__GOAL OF THE EXERCISE__. Give back the records that follow exactly, images excluded.

---- DATA FOR THE TASK

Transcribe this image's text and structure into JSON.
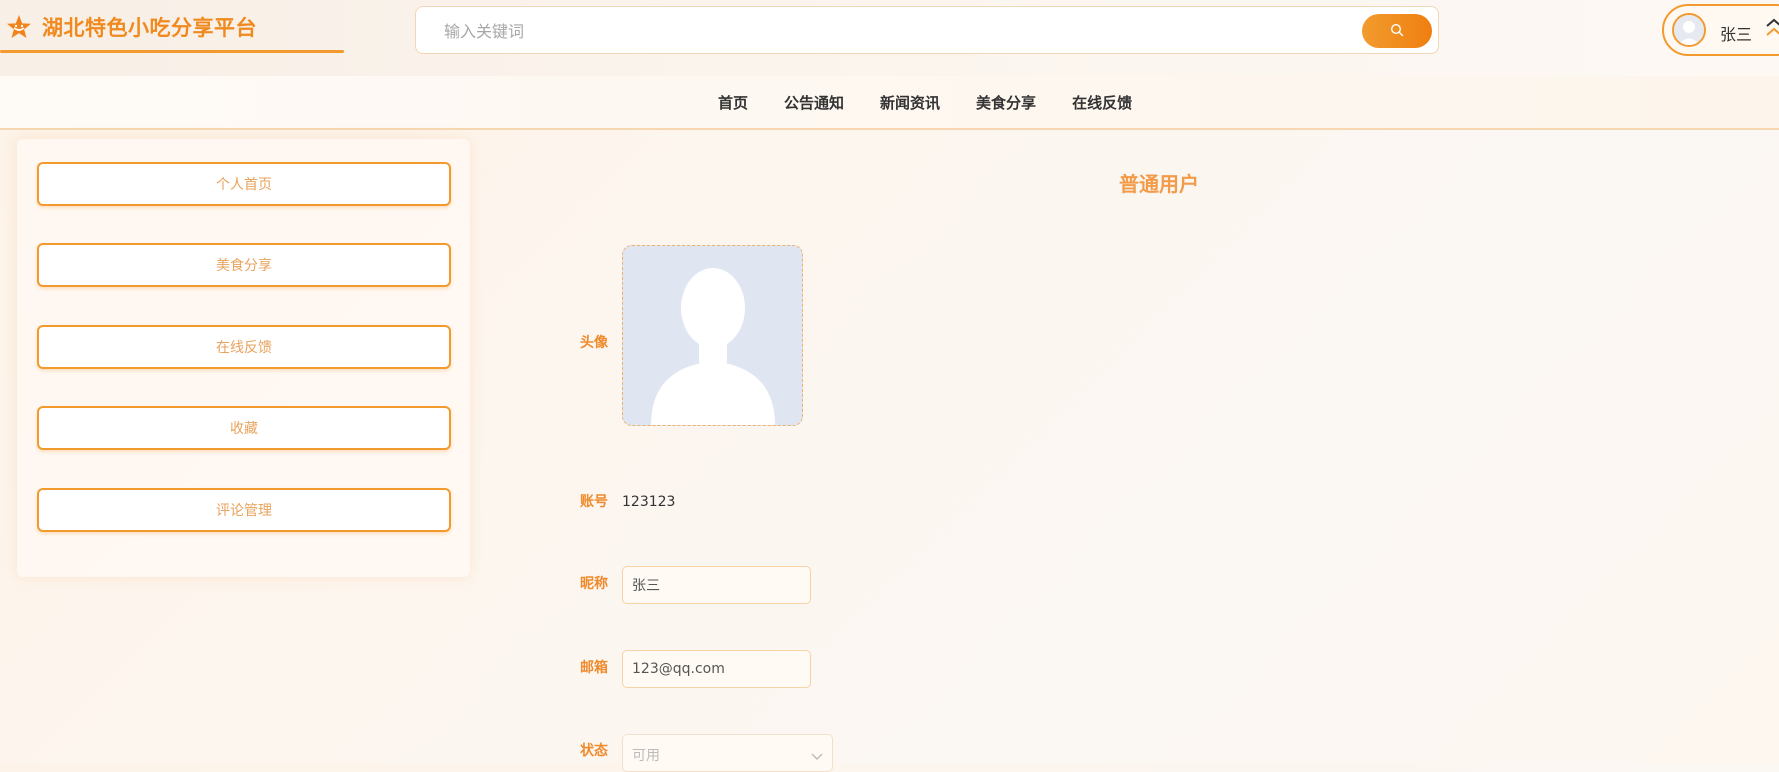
{
  "header": {
    "site_title": "湖北特色小吃分享平台",
    "search": {
      "placeholder": "输入关键词",
      "value": ""
    },
    "search_icon": "search-icon",
    "user": {
      "name": "张三",
      "avatar_icon": "user-avatar-icon",
      "menu_icon": "chevron-up-icon"
    }
  },
  "nav": {
    "items": [
      {
        "label": "首页"
      },
      {
        "label": "公告通知"
      },
      {
        "label": "新闻资讯"
      },
      {
        "label": "美食分享"
      },
      {
        "label": "在线反馈"
      }
    ]
  },
  "sidebar": {
    "items": [
      {
        "label": "个人首页"
      },
      {
        "label": "美食分享"
      },
      {
        "label": "在线反馈"
      },
      {
        "label": "收藏"
      },
      {
        "label": "评论管理"
      }
    ]
  },
  "profile": {
    "title": "普通用户",
    "avatar_label": "头像",
    "account_label": "账号",
    "account_value": "123123",
    "nickname_label": "昵称",
    "nickname_value": "张三",
    "email_label": "邮箱",
    "email_value": "123@qq.com",
    "status_label": "状态",
    "status_value": "可用"
  },
  "colors": {
    "accent": "#f39a2e",
    "accent_text": "#ef8b2d",
    "sidebar_text": "#e8a35c",
    "background": "#fdf5ec"
  }
}
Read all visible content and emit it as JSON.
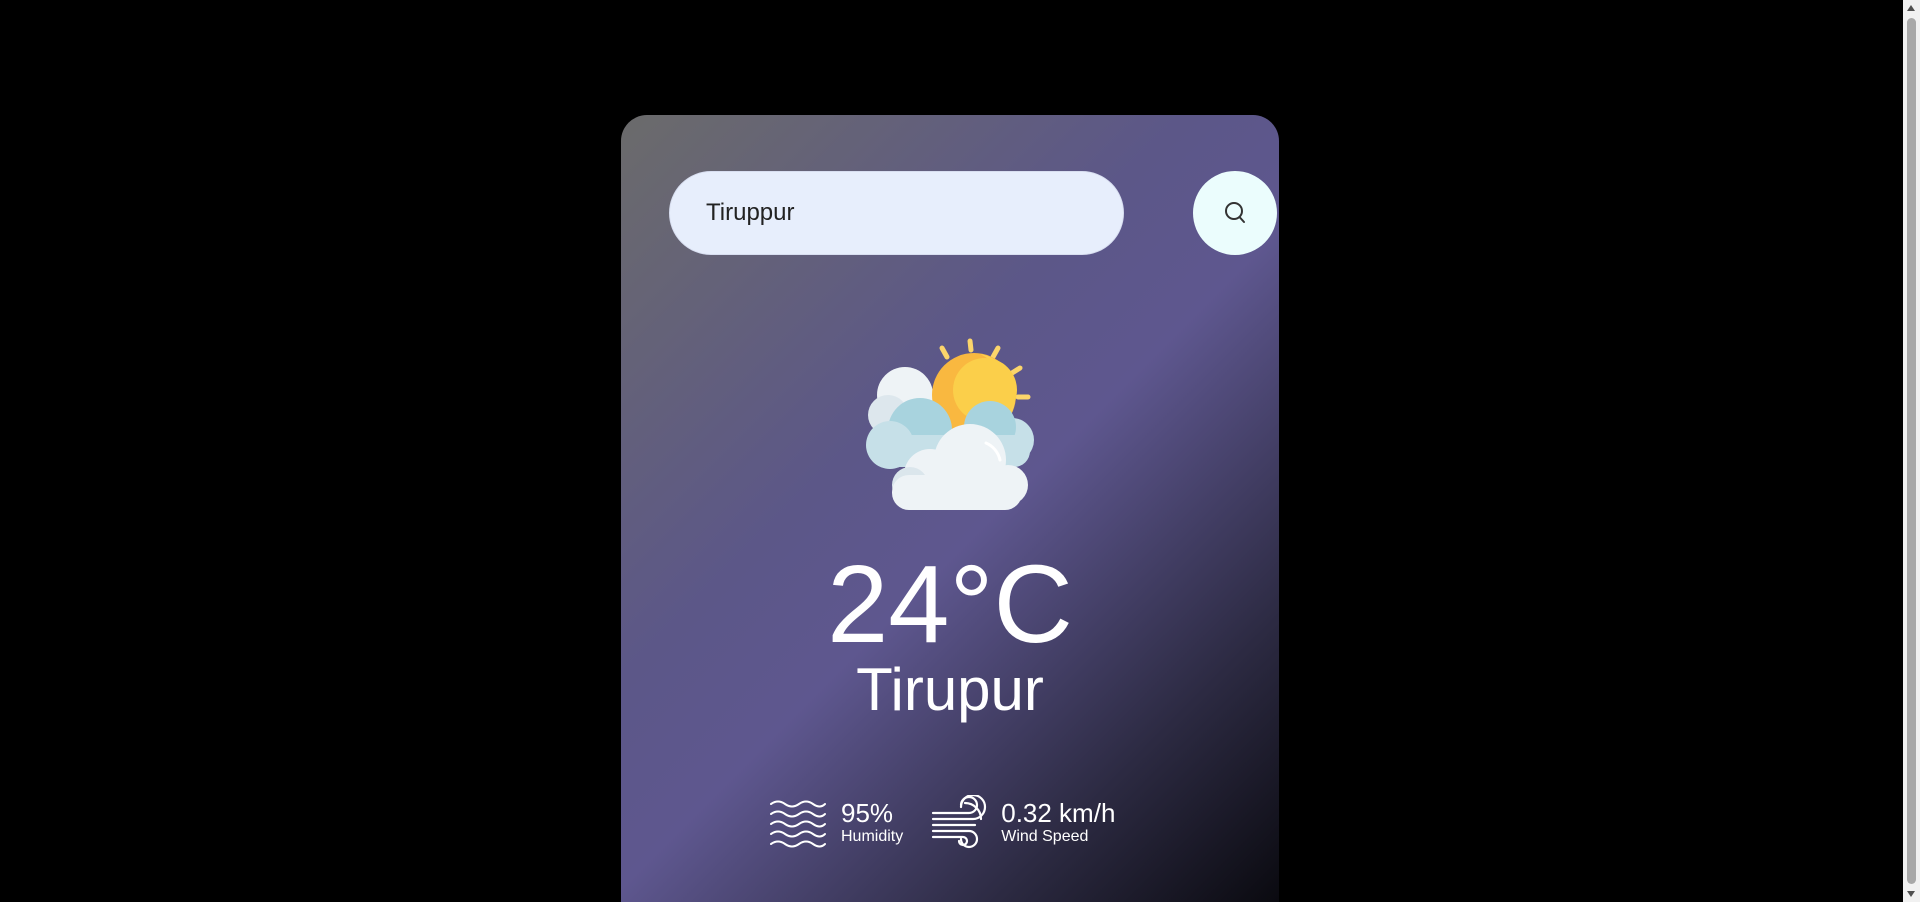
{
  "search": {
    "value": "Tiruppur",
    "button_icon": "search-icon"
  },
  "weather": {
    "icon": "partly-cloudy-icon",
    "temperature": "24°C",
    "city": "Tirupur"
  },
  "humidity": {
    "icon": "humidity-waves-icon",
    "value": "95%",
    "label": "Humidity"
  },
  "wind": {
    "icon": "wind-icon",
    "value": "0.32 km/h",
    "label": "Wind Speed"
  },
  "colors": {
    "page_background": "#000000",
    "input_background": "#e7eefc",
    "button_background": "#ebfdfd",
    "card_gradient_start": "#6b6b6b",
    "card_gradient_mid": "#5e578f",
    "card_gradient_end": "#050508",
    "text": "#ffffff"
  }
}
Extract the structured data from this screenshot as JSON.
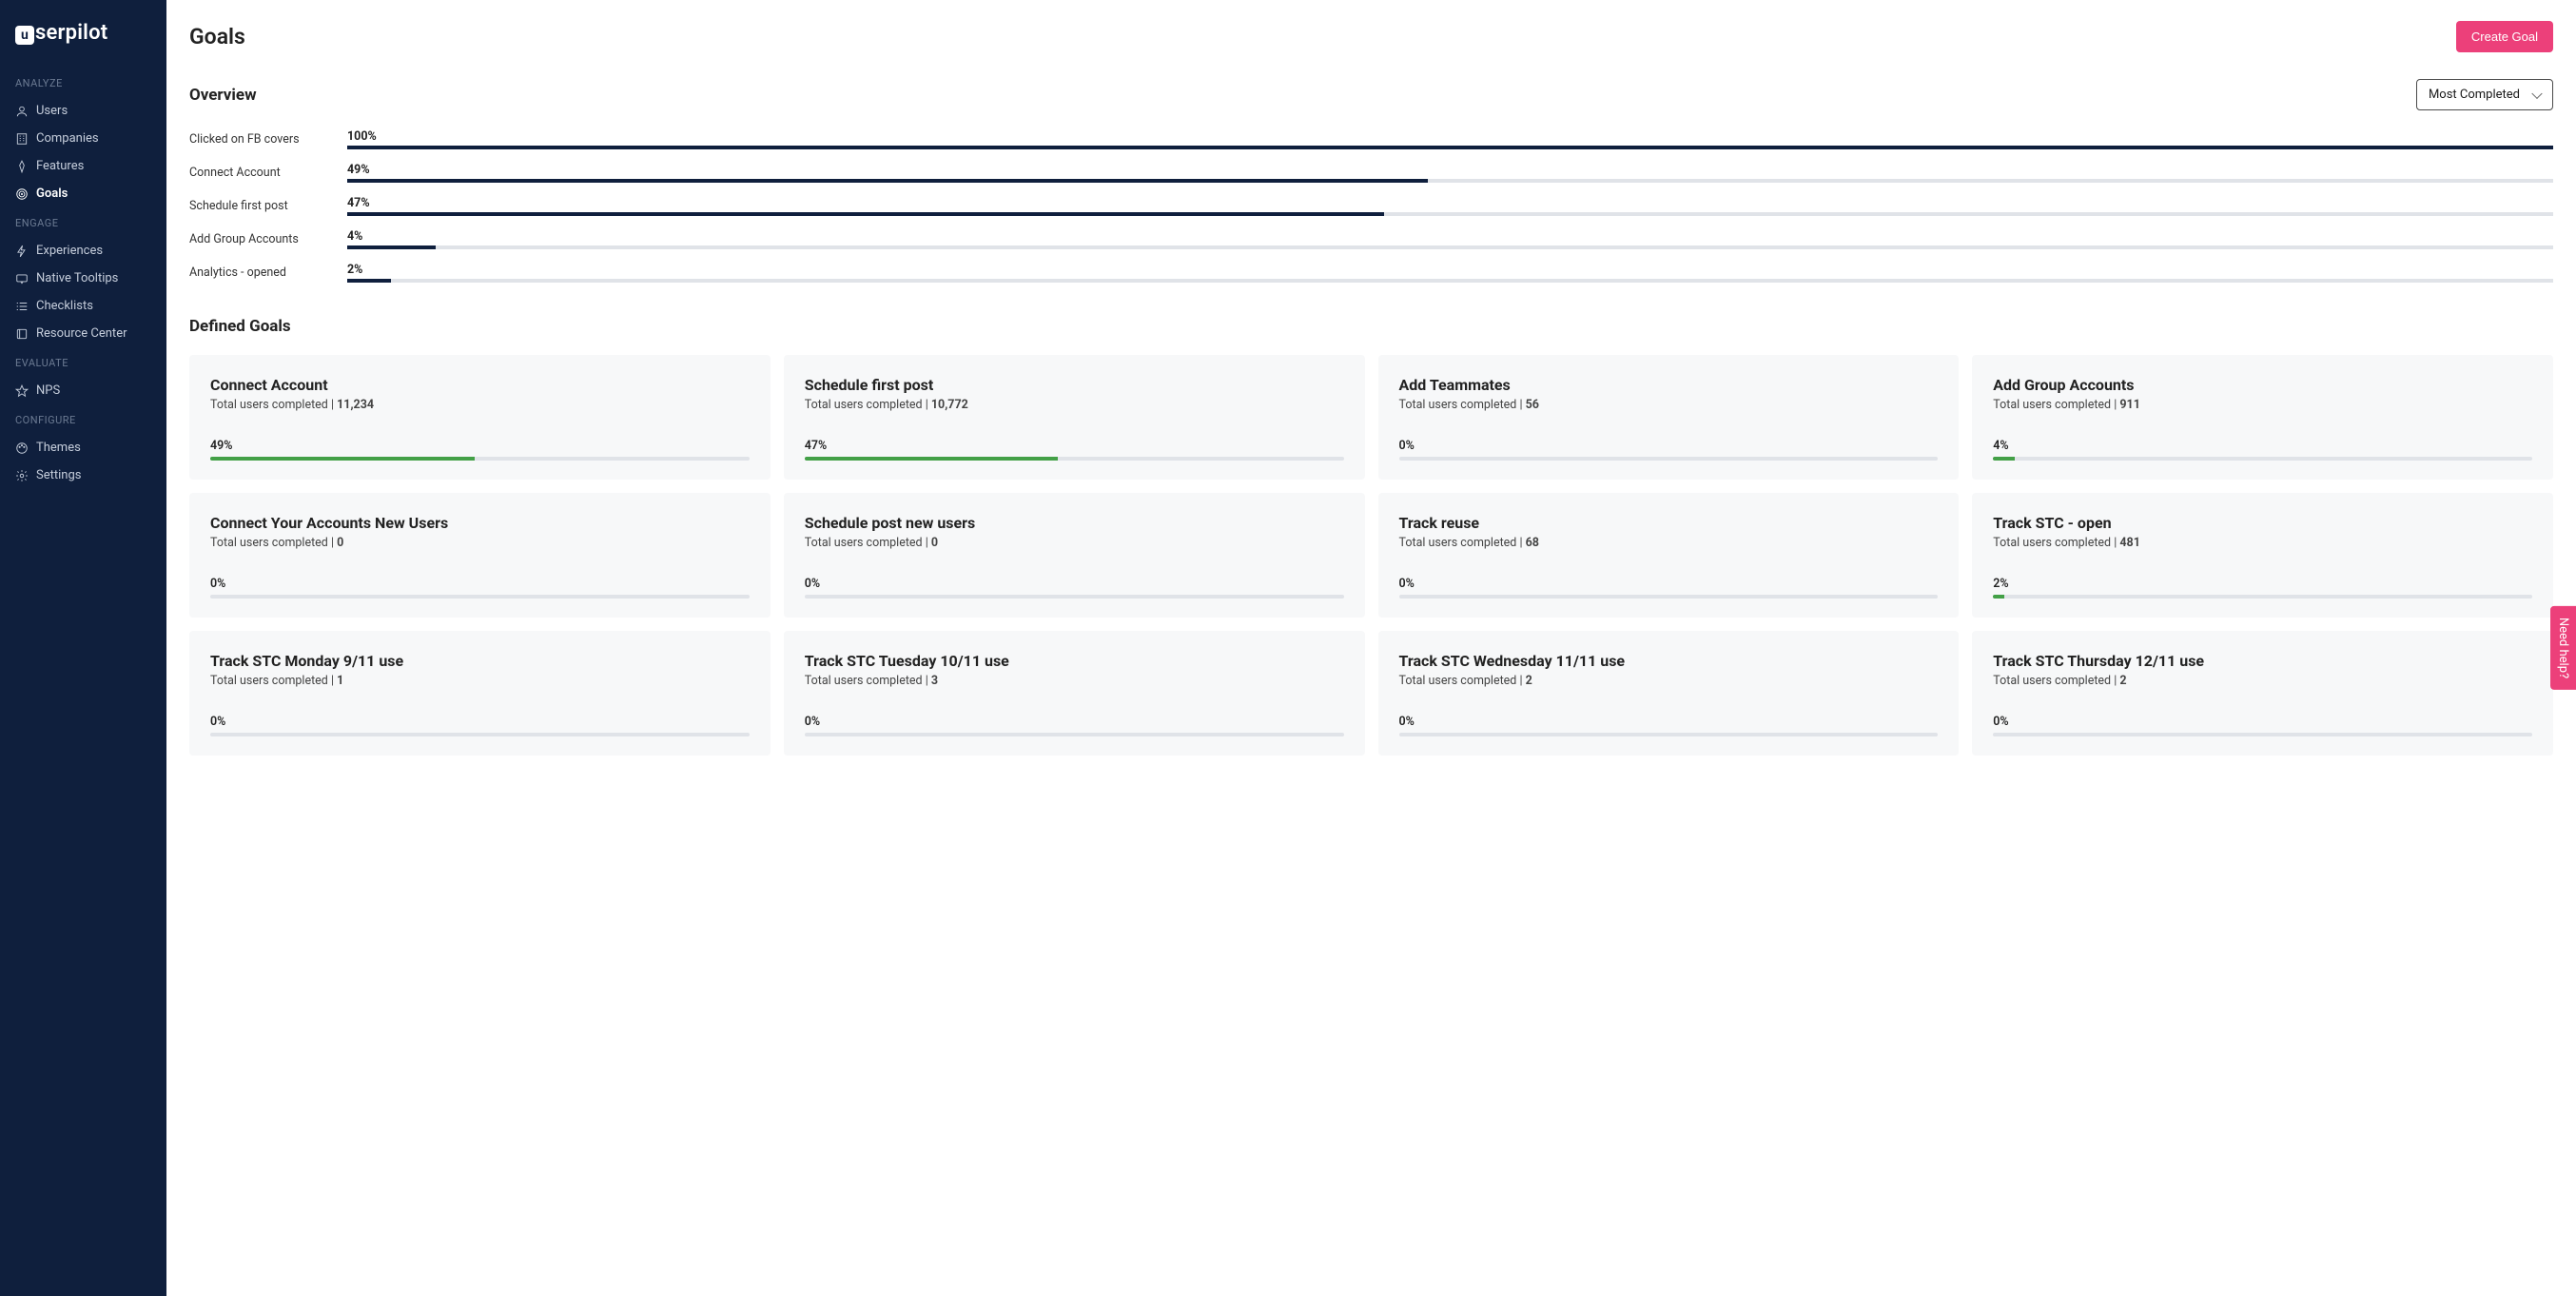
{
  "brand": "serpilot",
  "sidebar": {
    "sections": [
      {
        "label": "ANALYZE",
        "items": [
          {
            "label": "Users",
            "icon": "user-icon"
          },
          {
            "label": "Companies",
            "icon": "building-icon"
          },
          {
            "label": "Features",
            "icon": "compass-icon"
          },
          {
            "label": "Goals",
            "icon": "target-icon",
            "active": true
          }
        ]
      },
      {
        "label": "ENGAGE",
        "items": [
          {
            "label": "Experiences",
            "icon": "bolt-icon"
          },
          {
            "label": "Native Tooltips",
            "icon": "tooltip-icon"
          },
          {
            "label": "Checklists",
            "icon": "checklist-icon"
          },
          {
            "label": "Resource Center",
            "icon": "book-icon"
          }
        ]
      },
      {
        "label": "EVALUATE",
        "items": [
          {
            "label": "NPS",
            "icon": "star-icon"
          }
        ]
      },
      {
        "label": "CONFIGURE",
        "items": [
          {
            "label": "Themes",
            "icon": "palette-icon"
          },
          {
            "label": "Settings",
            "icon": "gear-icon"
          }
        ]
      }
    ]
  },
  "page": {
    "title": "Goals",
    "create_button": "Create Goal",
    "overview_title": "Overview",
    "sort_label": "Most Completed",
    "defined_title": "Defined Goals",
    "help_tab": "Need help?",
    "users_prefix": "Total users completed | "
  },
  "overview": [
    {
      "label": "Clicked on FB covers",
      "pct": 100
    },
    {
      "label": "Connect Account",
      "pct": 49
    },
    {
      "label": "Schedule first post",
      "pct": 47
    },
    {
      "label": "Add Group Accounts",
      "pct": 4
    },
    {
      "label": "Analytics - opened",
      "pct": 2
    }
  ],
  "goals": [
    {
      "title": "Connect Account",
      "count": "11,234",
      "pct": 49
    },
    {
      "title": "Schedule first post",
      "count": "10,772",
      "pct": 47
    },
    {
      "title": "Add Teammates",
      "count": "56",
      "pct": 0
    },
    {
      "title": "Add Group Accounts",
      "count": "911",
      "pct": 4
    },
    {
      "title": "Connect Your Accounts New Users",
      "count": "0",
      "pct": 0
    },
    {
      "title": "Schedule post new users",
      "count": "0",
      "pct": 0
    },
    {
      "title": "Track reuse",
      "count": "68",
      "pct": 0
    },
    {
      "title": "Track STC - open",
      "count": "481",
      "pct": 2
    },
    {
      "title": "Track STC Monday 9/11 use",
      "count": "1",
      "pct": 0
    },
    {
      "title": "Track STC Tuesday 10/11 use",
      "count": "3",
      "pct": 0
    },
    {
      "title": "Track STC Wednesday 11/11 use",
      "count": "2",
      "pct": 0
    },
    {
      "title": "Track STC Thursday 12/11 use",
      "count": "2",
      "pct": 0
    }
  ]
}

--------

__EXERCISE RESPONSE__.
Transcribe this image's text and structure into JSON.
{
  "header": {
    "site_title": "湖北特色小吃分享平台",
    "search": {
      "placeholder": "输入关键词",
      "value": ""
    },
    "search_icon": "search-icon",
    "user": {
      "name": "张三",
      "avatar_icon": "user-avatar-icon",
      "menu_icon": "chevron-up-icon"
    }
  },
  "nav": {
    "items": [
      {
        "label": "首页"
      },
      {
        "label": "公告通知"
      },
      {
        "label": "新闻资讯"
      },
      {
        "label": "美食分享"
      },
      {
        "label": "在线反馈"
      }
    ]
  },
  "sidebar": {
    "items": [
      {
        "label": "个人首页"
      },
      {
        "label": "美食分享"
      },
      {
        "label": "在线反馈"
      },
      {
        "label": "收藏"
      },
      {
        "label": "评论管理"
      }
    ]
  },
  "profile": {
    "title": "普通用户",
    "avatar_label": "头像",
    "account_label": "账号",
    "account_value": "123123",
    "nickname_label": "昵称",
    "nickname_value": "张三",
    "email_label": "邮箱",
    "email_value": "123@qq.com",
    "status_label": "状态",
    "status_value": "可用"
  },
  "colors": {
    "accent": "#f39a2e",
    "accent_text": "#ef8b2d",
    "sidebar_text": "#e8a35c",
    "background": "#fdf5ec"
  }
}
Read all visible content and emit it as JSON.
{
  "search": {
    "value": "Tiruppur",
    "button_icon": "search-icon"
  },
  "weather": {
    "icon": "partly-cloudy-icon",
    "temperature": "24°C",
    "city": "Tirupur"
  },
  "humidity": {
    "icon": "humidity-waves-icon",
    "value": "95%",
    "label": "Humidity"
  },
  "wind": {
    "icon": "wind-icon",
    "value": "0.32 km/h",
    "label": "Wind Speed"
  },
  "colors": {
    "page_background": "#000000",
    "input_background": "#e7eefc",
    "button_background": "#ebfdfd",
    "card_gradient_start": "#6b6b6b",
    "card_gradient_mid": "#5e578f",
    "card_gradient_end": "#050508",
    "text": "#ffffff"
  }
}
Extract the structured data from this screenshot as JSON.
{
  "brand": "serpilot",
  "sidebar": {
    "sections": [
      {
        "label": "ANALYZE",
        "items": [
          {
            "label": "Users",
            "icon": "user-icon"
          },
          {
            "label": "Companies",
            "icon": "building-icon"
          },
          {
            "label": "Features",
            "icon": "compass-icon"
          },
          {
            "label": "Goals",
            "icon": "target-icon",
            "active": true
          }
        ]
      },
      {
        "label": "ENGAGE",
        "items": [
          {
            "label": "Experiences",
            "icon": "bolt-icon"
          },
          {
            "label": "Native Tooltips",
            "icon": "tooltip-icon"
          },
          {
            "label": "Checklists",
            "icon": "checklist-icon"
          },
          {
            "label": "Resource Center",
            "icon": "book-icon"
          }
        ]
      },
      {
        "label": "EVALUATE",
        "items": [
          {
            "label": "NPS",
            "icon": "star-icon"
          }
        ]
      },
      {
        "label": "CONFIGURE",
        "items": [
          {
            "label": "Themes",
            "icon": "palette-icon"
          },
          {
            "label": "Settings",
            "icon": "gear-icon"
          }
        ]
      }
    ]
  },
  "page": {
    "title": "Goals",
    "create_button": "Create Goal",
    "overview_title": "Overview",
    "sort_label": "Most Completed",
    "defined_title": "Defined Goals",
    "help_tab": "Need help?",
    "users_prefix": "Total users completed | "
  },
  "overview": [
    {
      "label": "Clicked on FB covers",
      "pct": 100
    },
    {
      "label": "Connect Account",
      "pct": 49
    },
    {
      "label": "Schedule first post",
      "pct": 47
    },
    {
      "label": "Add Group Accounts",
      "pct": 4
    },
    {
      "label": "Analytics - opened",
      "pct": 2
    }
  ],
  "goals": [
    {
      "title": "Connect Account",
      "count": "11,234",
      "pct": 49
    },
    {
      "title": "Schedule first post",
      "count": "10,772",
      "pct": 47
    },
    {
      "title": "Add Teammates",
      "count": "56",
      "pct": 0
    },
    {
      "title": "Add Group Accounts",
      "count": "911",
      "pct": 4
    },
    {
      "title": "Connect Your Accounts New Users",
      "count": "0",
      "pct": 0
    },
    {
      "title": "Schedule post new users",
      "count": "0",
      "pct": 0
    },
    {
      "title": "Track reuse",
      "count": "68",
      "pct": 0
    },
    {
      "title": "Track STC - open",
      "count": "481",
      "pct": 2
    },
    {
      "title": "Track STC Monday 9/11 use",
      "count": "1",
      "pct": 0
    },
    {
      "title": "Track STC Tuesday 10/11 use",
      "count": "3",
      "pct": 0
    },
    {
      "title": "Track STC Wednesday 11/11 use",
      "count": "2",
      "pct": 0
    },
    {
      "title": "Track STC Thursday 12/11 use",
      "count": "2",
      "pct": 0
    }
  ]
}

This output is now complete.